• How to complete this task
For the entries below, say how many lines include the word "image" and add nothing else.

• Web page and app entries
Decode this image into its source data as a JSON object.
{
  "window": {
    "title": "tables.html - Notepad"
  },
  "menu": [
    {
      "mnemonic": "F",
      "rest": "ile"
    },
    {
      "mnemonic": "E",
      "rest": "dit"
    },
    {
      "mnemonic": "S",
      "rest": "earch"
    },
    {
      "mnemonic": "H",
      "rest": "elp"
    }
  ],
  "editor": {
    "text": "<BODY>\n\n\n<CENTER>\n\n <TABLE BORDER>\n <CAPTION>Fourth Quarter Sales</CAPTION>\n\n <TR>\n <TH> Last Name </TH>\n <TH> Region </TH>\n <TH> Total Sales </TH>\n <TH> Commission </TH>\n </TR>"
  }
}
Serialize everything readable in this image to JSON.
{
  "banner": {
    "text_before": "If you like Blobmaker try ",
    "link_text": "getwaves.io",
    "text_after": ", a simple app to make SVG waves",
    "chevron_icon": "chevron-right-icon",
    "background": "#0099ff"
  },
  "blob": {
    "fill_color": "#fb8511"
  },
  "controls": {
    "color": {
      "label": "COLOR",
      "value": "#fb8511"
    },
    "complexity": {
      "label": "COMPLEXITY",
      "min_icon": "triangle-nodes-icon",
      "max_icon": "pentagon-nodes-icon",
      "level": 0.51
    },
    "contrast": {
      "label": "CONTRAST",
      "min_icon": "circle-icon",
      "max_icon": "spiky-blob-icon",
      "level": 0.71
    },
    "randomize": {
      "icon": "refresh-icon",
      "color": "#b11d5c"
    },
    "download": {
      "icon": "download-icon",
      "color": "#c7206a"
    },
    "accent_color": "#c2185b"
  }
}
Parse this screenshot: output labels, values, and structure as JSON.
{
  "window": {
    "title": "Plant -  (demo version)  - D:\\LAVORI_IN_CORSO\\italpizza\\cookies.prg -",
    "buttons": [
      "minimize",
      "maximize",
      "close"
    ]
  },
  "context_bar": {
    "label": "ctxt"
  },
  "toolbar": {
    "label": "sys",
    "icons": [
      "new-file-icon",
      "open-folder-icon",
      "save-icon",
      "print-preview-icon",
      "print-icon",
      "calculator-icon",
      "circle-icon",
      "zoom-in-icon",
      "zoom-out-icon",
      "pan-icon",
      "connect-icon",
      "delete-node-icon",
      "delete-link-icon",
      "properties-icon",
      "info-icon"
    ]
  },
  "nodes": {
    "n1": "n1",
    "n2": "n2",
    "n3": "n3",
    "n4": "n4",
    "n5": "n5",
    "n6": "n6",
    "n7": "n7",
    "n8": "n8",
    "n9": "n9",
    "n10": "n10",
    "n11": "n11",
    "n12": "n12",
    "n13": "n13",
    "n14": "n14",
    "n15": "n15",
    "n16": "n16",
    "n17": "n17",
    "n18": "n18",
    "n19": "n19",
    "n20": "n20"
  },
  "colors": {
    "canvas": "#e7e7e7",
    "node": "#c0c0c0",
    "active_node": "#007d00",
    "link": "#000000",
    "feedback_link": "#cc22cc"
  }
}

• Solution for this problem
2